We spoke about lighting controls earlier, which have really revolutionised the way we interact with light in our space. These systems allow for remote control, customisation of scenes sensor controlled and integration of voice assistance and other smart devices just from a click of a button.
Human-centric lighting focuses on the impact of lighting on human well-being. More and more people design spaces to enhance their health and well-being; therefore, lighting that changes intensity, colour temperature, and timing to boost our mood, productivity, and overall health is a huge consideration.
Minimalistic lighting has always been a vision of clients, architects, and interior designers. With the new LED technology available to us, it is possible to achieve this effect. Light fittings are being designed so they can be discreet, often deep recessed within the ceiling and plastered in. This allows the ceiling to remain clutter-free free, and your attention is only drawn to the light effect rather than the fitting itself.
Your top takeaway for interior design lighting
I hope this overview of lighting design inspires you and shines a light on how you can harness it to influence mood, add functionality, and create character in living spaces. Lighting certainly can transform any space, whether by easing the mood for a cosy evening or maximising productivity in your study.
When you start designing your home, remember that lighting is not just a technical aspect; it is an art form. Careful consideration of the placement of light fittings, product selection and lighting controls will yield a significant overall impact on your space. You’ll discover that sometimes, less can be much more and how embracing shadows can contribute to creating contrast and infusing ambience into your environment. Overall, it will significantly enhance your space and well-being.
Partnering with WindsorPatania for lighting solutions
At WindsorPatania, our mission is to craft a unique interplay of beauty and functionality for every space. Our lighting designers are masters in elevating interior environments to evoke the perfect atmosphere tailored to your vision while upholding the highest ambitions for sustainability and energy efficiency.
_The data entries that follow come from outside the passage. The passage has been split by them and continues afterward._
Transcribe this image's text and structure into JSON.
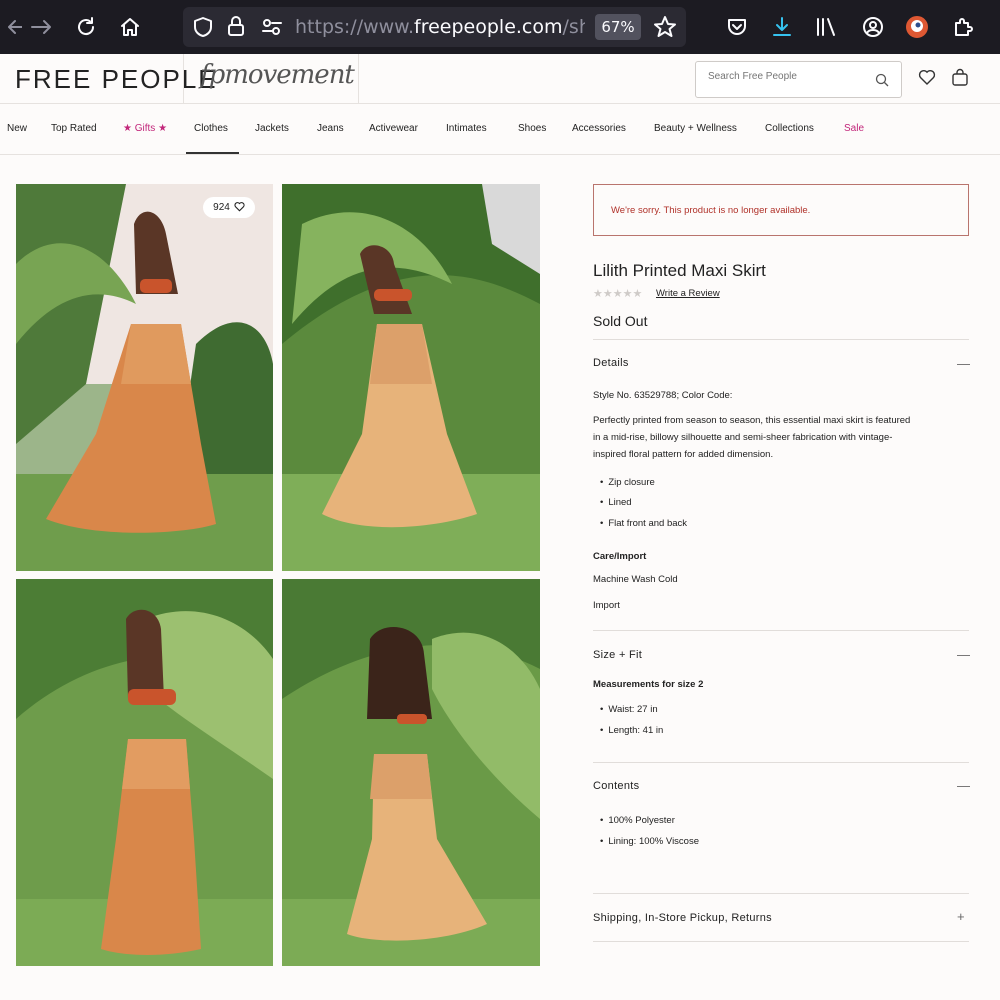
{
  "browser": {
    "url_prefix": "https://www.",
    "url_domain": "freepeople.com",
    "url_rest": "/shop/lili",
    "zoom": "67%"
  },
  "header": {
    "logo": "FREE PEOPLE",
    "script_logo": "fpmovement",
    "search_placeholder": "Search Free People"
  },
  "nav": {
    "items": [
      "New",
      "Top Rated",
      "★ Gifts ★",
      "Clothes",
      "Jackets",
      "Jeans",
      "Activewear",
      "Intimates",
      "Shoes",
      "Accessories",
      "Beauty + Wellness",
      "Collections",
      "Sale"
    ],
    "active": "Clothes"
  },
  "gallery": {
    "likes": "924"
  },
  "product": {
    "alert": "We're sorry. This product is no longer available.",
    "title": "Lilith Printed Maxi Skirt",
    "rating_stars": "★★★★★",
    "rating": 0,
    "write_review": "Write a Review",
    "status": "Sold Out",
    "details": {
      "heading": "Details",
      "toggle": "—",
      "style": "Style No. 63529788; Color Code:",
      "desc_lines": [
        "Perfectly printed from season to season, this essential maxi skirt is featured",
        "in a mid-rise, billowy silhouette and semi-sheer fabrication with vintage-",
        "inspired floral pattern for added dimension."
      ],
      "bullets": [
        "Zip closure",
        "Lined",
        "Flat front and back"
      ],
      "care_heading": "Care/Import",
      "care": [
        "Machine Wash Cold",
        "Import"
      ]
    },
    "size_fit": {
      "heading": "Size + Fit",
      "toggle": "—",
      "subheading": "Measurements for size 2",
      "bullets": [
        "Waist: 27 in",
        "Length: 41 in"
      ]
    },
    "contents": {
      "heading": "Contents",
      "toggle": "—",
      "bullets": [
        "100% Polyester",
        "Lining: 100% Viscose"
      ]
    },
    "shipping": {
      "heading": "Shipping, In-Store Pickup, Returns",
      "toggle": "+"
    }
  },
  "colors": {
    "chrome": "#1c1b22",
    "accent_pink": "#c2267a",
    "alert_text": "#b0322a",
    "skirt": "#d9874a"
  }
}
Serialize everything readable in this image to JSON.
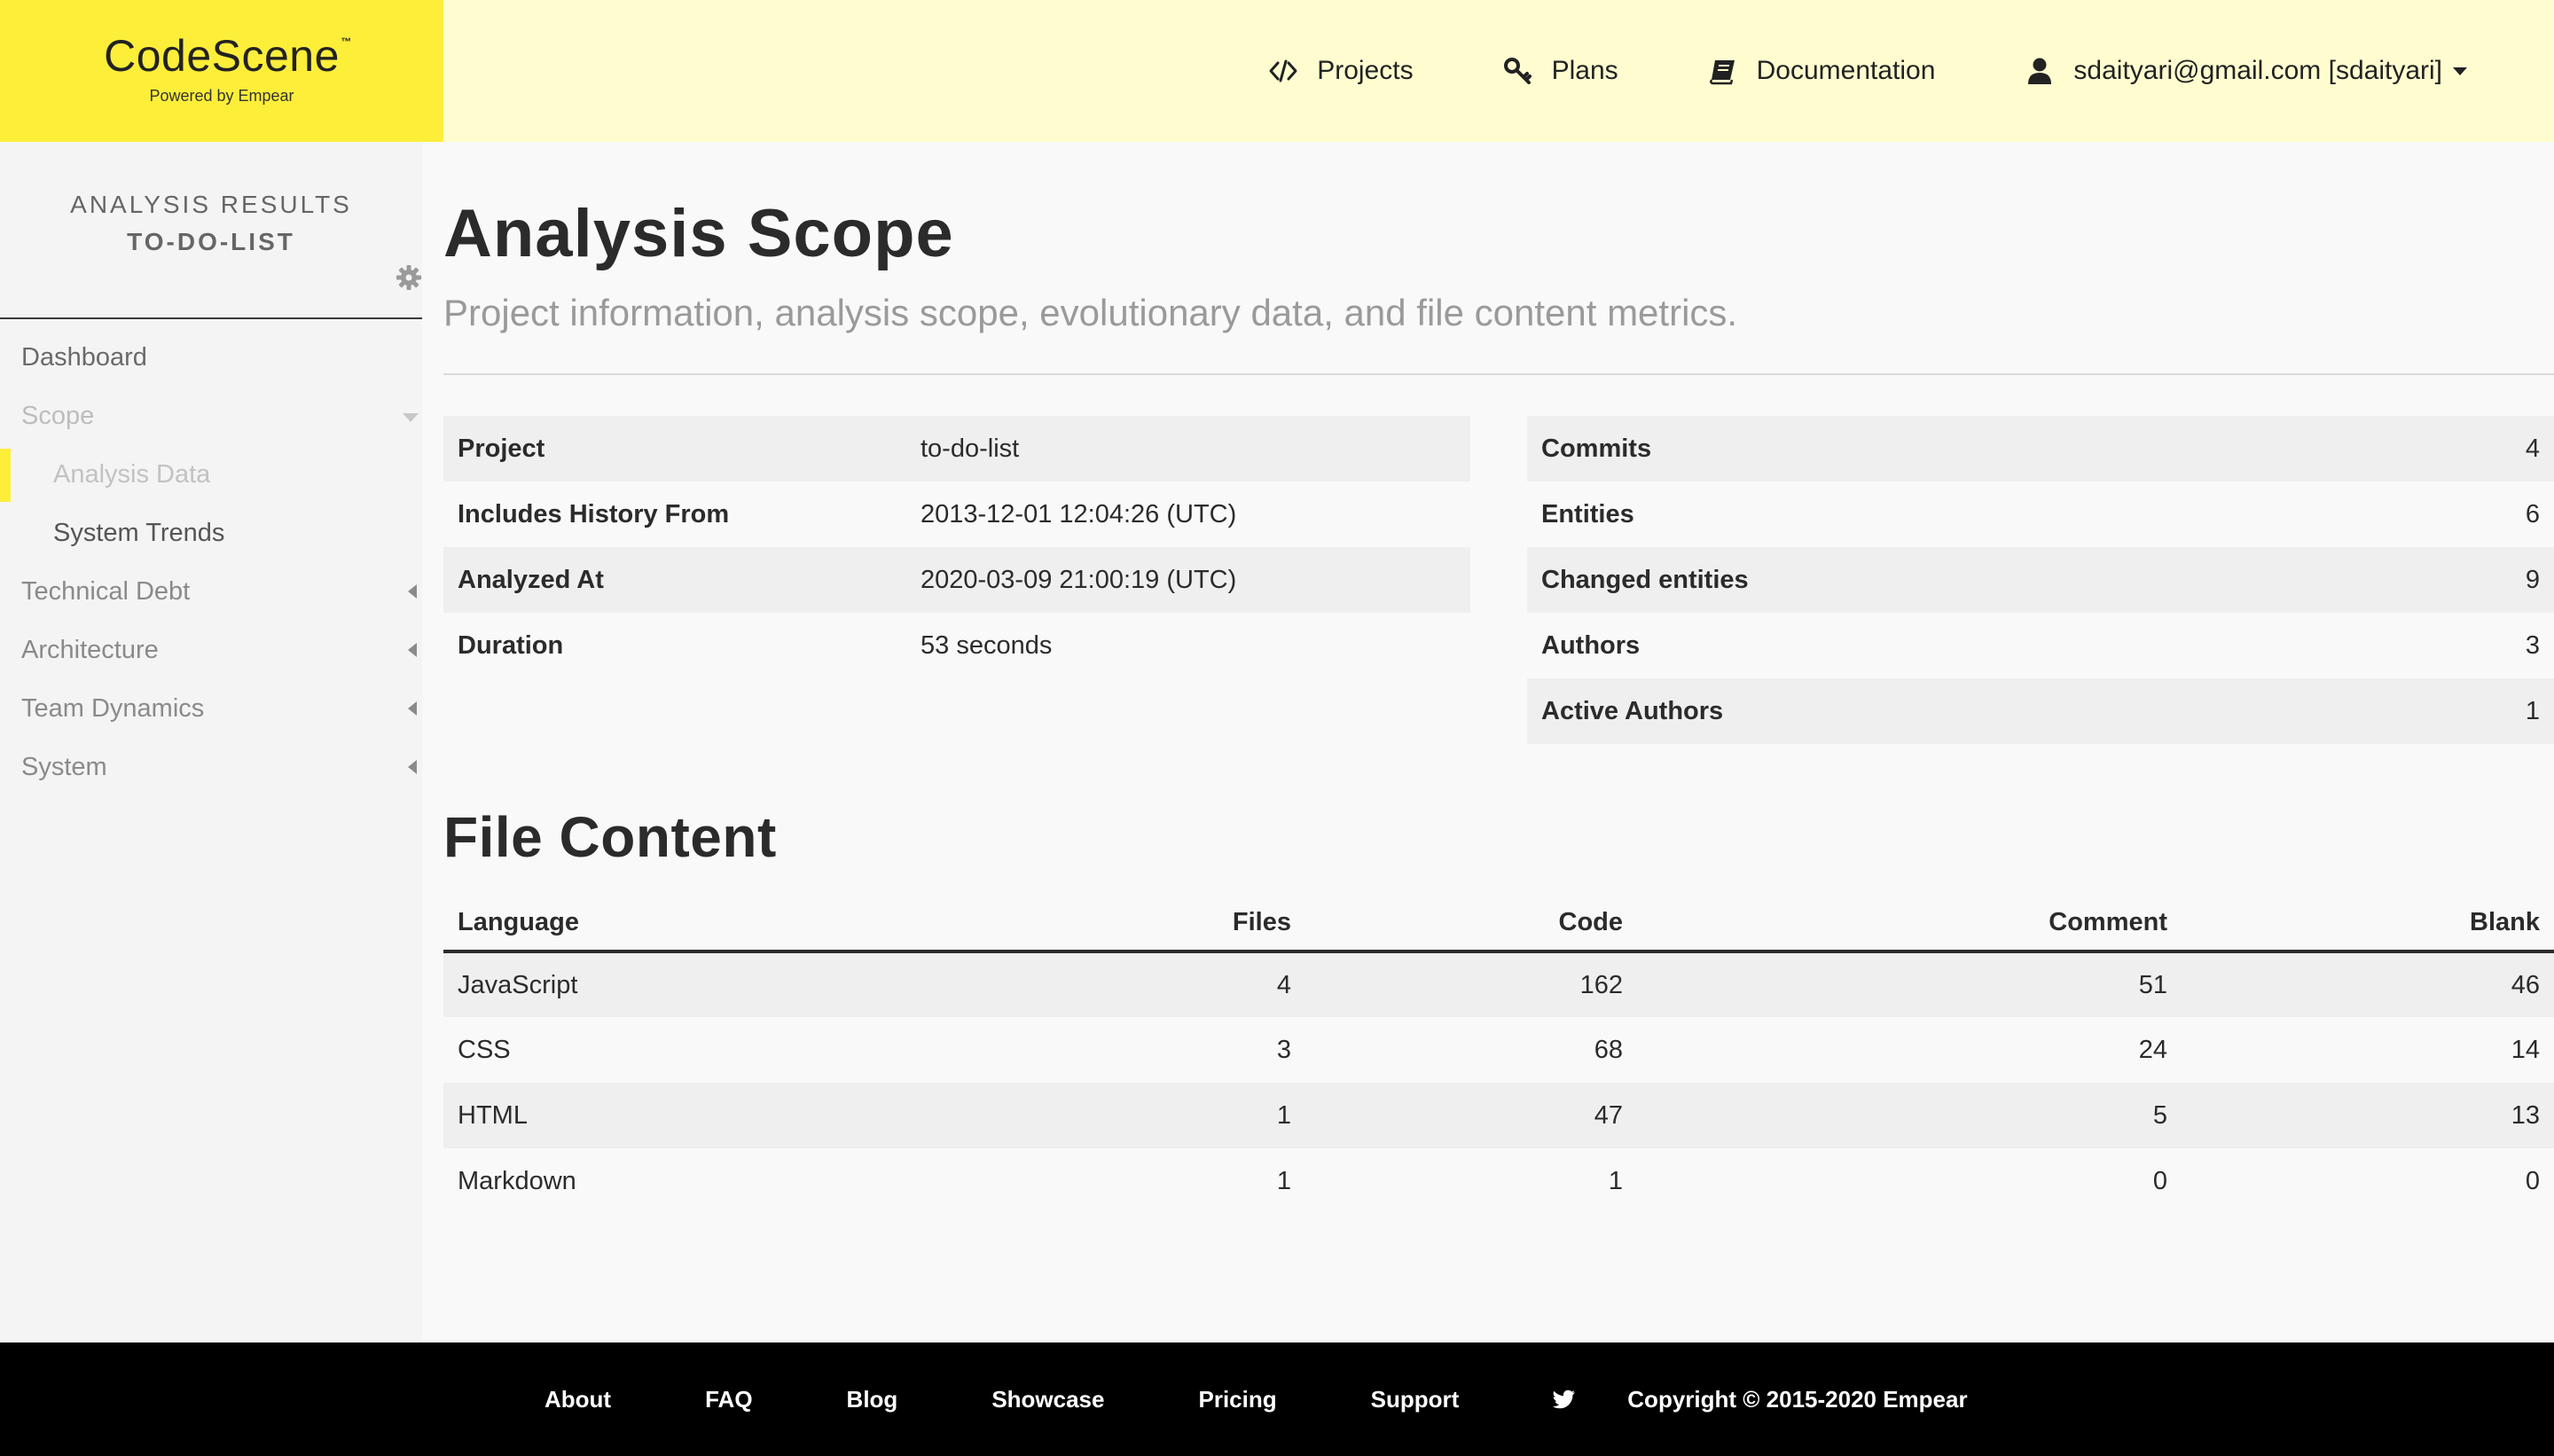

Arrange a discovery call with our experts to discuss your lighting design project. We are eager to offer your vision the ideal platform to shine.